“Douglas County is at the headwaters of the Chippewa,” says local Soil and Water Conservation District staffer Jerry Haggenmiller. “So the water here flows all down hill.”

Haggenmiller is saying this while leading a recent summer tour of innovative conservation measures being used on farmland in the region. Several miles south of here the Chippewa flows into the Minnesota River, which then meanders across the state before dumping its load into the Mississippi at Fort Snelling. One of the stops on the tour is a hilly cornfield near Brandon, where a handful of cattail-growing patches-each about the size of a two-car garage-are located in low spots. Buried beneath each spot of rank vegetation is an innovative drainage system that uses pea gravel to filter eroded sediment out of the water before it begins its long journey to the Gulf, a couple thousand miles away.

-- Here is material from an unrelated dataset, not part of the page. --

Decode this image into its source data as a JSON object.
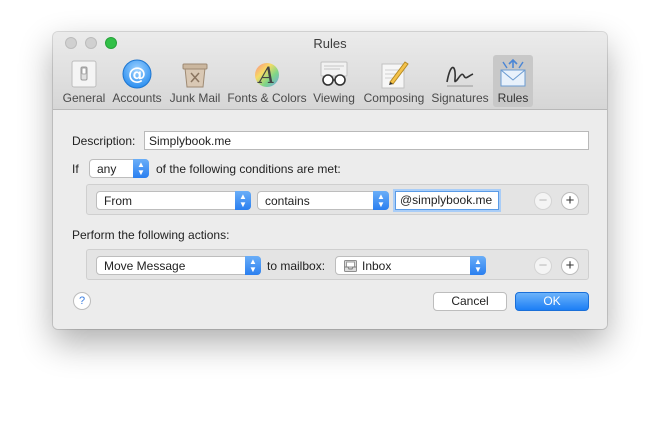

Later in the day, Haggenmiller and other conservation experts show off numerous other innovations for keeping sediment, nitrogen fertilizer and other contaminants out of the Chippewa, and eventually the Minnesota and Mississippi. Besides alternative drainage systems, on display are sediment basins, grassy waterways, rotational grazing systems and shoreline restoration.